- Problem description -
Return the count of lines in the following records that include "size", and nothing more.

Segment Open

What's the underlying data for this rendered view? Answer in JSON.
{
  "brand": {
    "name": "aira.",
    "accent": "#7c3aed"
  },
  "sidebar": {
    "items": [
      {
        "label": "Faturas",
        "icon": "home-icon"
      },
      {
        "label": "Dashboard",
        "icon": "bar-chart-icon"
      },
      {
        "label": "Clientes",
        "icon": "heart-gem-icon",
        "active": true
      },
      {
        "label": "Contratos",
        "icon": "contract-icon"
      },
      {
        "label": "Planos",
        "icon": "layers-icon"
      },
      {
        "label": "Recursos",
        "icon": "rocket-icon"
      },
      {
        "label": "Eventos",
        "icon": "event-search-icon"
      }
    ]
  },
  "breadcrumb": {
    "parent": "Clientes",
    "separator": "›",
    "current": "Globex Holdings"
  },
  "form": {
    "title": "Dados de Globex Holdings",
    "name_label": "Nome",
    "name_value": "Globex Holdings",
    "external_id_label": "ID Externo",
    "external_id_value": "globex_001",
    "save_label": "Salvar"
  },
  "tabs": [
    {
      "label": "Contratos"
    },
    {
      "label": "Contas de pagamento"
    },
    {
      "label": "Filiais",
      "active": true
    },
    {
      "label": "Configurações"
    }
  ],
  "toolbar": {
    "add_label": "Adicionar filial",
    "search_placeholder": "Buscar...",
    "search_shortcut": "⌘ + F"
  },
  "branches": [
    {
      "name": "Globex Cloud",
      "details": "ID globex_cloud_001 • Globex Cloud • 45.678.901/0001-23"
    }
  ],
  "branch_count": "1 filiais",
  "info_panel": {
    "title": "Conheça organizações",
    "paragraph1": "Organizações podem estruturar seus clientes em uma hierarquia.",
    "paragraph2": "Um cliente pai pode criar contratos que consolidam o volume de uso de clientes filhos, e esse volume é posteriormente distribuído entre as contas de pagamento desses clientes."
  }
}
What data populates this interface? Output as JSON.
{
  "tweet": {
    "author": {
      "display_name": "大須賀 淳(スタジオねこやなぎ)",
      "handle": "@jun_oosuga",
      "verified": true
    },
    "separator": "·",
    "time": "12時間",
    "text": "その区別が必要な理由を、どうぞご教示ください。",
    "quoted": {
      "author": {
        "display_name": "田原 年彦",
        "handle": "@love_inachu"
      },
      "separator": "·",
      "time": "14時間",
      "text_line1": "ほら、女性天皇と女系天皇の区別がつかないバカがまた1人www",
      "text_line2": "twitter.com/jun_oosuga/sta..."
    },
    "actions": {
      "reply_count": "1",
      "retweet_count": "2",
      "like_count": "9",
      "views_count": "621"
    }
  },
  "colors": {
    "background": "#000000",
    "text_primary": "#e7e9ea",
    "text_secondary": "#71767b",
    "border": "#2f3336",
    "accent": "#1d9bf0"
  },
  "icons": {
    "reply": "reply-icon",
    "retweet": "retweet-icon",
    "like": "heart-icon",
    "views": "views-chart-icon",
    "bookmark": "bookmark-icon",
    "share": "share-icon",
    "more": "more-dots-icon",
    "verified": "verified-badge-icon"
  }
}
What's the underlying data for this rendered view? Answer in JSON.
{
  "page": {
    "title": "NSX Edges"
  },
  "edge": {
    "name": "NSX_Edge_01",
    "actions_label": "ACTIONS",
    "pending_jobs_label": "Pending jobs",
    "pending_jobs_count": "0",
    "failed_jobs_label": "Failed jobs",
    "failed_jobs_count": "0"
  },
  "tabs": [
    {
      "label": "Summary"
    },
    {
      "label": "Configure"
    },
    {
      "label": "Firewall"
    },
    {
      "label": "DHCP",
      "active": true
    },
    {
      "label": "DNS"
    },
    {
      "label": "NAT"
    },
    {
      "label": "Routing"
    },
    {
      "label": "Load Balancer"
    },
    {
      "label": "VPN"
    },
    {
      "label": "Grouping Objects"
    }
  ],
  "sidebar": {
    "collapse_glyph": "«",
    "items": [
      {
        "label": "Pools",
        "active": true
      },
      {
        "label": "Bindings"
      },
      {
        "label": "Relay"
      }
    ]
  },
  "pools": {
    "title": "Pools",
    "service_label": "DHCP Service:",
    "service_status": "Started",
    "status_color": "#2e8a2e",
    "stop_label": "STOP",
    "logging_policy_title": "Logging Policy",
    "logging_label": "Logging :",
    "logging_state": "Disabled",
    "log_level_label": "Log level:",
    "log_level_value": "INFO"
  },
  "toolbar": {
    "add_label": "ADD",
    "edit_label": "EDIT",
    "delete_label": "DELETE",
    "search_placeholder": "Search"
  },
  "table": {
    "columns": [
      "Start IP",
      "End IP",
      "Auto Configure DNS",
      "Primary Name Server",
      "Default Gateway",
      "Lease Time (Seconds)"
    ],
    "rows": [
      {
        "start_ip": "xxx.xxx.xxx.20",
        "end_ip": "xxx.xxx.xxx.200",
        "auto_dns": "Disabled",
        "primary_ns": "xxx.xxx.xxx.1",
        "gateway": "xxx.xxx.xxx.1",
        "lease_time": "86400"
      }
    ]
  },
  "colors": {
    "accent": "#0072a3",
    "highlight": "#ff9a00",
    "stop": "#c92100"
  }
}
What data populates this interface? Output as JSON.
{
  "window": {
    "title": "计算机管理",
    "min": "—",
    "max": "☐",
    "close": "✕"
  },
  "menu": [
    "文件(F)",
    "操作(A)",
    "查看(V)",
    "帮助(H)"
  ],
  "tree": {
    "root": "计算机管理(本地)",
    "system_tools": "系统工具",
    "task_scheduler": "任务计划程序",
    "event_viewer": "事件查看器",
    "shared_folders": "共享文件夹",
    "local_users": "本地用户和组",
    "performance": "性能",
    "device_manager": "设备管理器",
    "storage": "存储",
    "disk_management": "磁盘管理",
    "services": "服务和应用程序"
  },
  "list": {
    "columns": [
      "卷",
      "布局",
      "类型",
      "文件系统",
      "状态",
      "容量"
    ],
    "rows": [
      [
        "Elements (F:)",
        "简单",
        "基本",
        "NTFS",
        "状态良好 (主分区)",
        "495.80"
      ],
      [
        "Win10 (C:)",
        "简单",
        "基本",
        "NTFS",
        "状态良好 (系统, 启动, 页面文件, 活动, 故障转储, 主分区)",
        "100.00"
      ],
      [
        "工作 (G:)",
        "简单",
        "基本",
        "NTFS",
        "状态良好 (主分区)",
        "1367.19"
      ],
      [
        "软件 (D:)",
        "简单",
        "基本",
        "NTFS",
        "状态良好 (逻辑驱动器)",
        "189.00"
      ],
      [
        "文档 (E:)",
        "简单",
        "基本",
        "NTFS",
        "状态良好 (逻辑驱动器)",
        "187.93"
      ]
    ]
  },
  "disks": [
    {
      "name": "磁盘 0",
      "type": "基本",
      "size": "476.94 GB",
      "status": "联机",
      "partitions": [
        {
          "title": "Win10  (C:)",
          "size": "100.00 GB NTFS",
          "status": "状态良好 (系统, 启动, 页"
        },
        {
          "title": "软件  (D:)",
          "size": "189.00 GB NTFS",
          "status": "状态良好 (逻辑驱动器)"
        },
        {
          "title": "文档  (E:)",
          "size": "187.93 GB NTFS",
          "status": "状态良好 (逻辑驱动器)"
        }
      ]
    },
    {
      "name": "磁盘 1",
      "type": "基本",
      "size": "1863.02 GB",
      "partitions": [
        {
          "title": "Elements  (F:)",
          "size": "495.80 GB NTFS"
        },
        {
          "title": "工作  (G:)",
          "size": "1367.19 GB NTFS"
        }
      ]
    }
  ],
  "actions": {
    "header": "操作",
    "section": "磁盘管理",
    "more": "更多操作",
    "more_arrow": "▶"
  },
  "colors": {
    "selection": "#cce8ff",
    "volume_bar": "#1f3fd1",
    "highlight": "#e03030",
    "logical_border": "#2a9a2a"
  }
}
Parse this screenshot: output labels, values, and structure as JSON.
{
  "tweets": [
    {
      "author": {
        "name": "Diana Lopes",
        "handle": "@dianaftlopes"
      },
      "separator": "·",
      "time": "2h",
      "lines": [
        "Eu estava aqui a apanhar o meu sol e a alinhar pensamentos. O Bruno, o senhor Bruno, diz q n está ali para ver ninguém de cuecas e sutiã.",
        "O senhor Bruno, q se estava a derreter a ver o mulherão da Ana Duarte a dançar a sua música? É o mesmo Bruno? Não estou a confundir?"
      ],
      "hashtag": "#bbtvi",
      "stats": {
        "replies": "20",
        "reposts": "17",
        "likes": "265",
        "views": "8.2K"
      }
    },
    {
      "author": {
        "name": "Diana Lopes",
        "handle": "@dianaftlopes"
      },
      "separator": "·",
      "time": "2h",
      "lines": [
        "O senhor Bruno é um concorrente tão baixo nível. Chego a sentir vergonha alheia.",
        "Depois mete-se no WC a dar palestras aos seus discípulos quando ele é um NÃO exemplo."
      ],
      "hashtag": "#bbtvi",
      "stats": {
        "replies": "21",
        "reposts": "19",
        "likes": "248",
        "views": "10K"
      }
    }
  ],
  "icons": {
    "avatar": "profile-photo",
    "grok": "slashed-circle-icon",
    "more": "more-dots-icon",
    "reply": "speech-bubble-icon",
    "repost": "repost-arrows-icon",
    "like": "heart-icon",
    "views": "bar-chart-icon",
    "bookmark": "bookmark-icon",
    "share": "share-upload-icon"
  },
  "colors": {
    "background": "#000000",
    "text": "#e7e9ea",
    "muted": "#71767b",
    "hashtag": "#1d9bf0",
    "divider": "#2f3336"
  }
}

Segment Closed

- Answer to this task -
7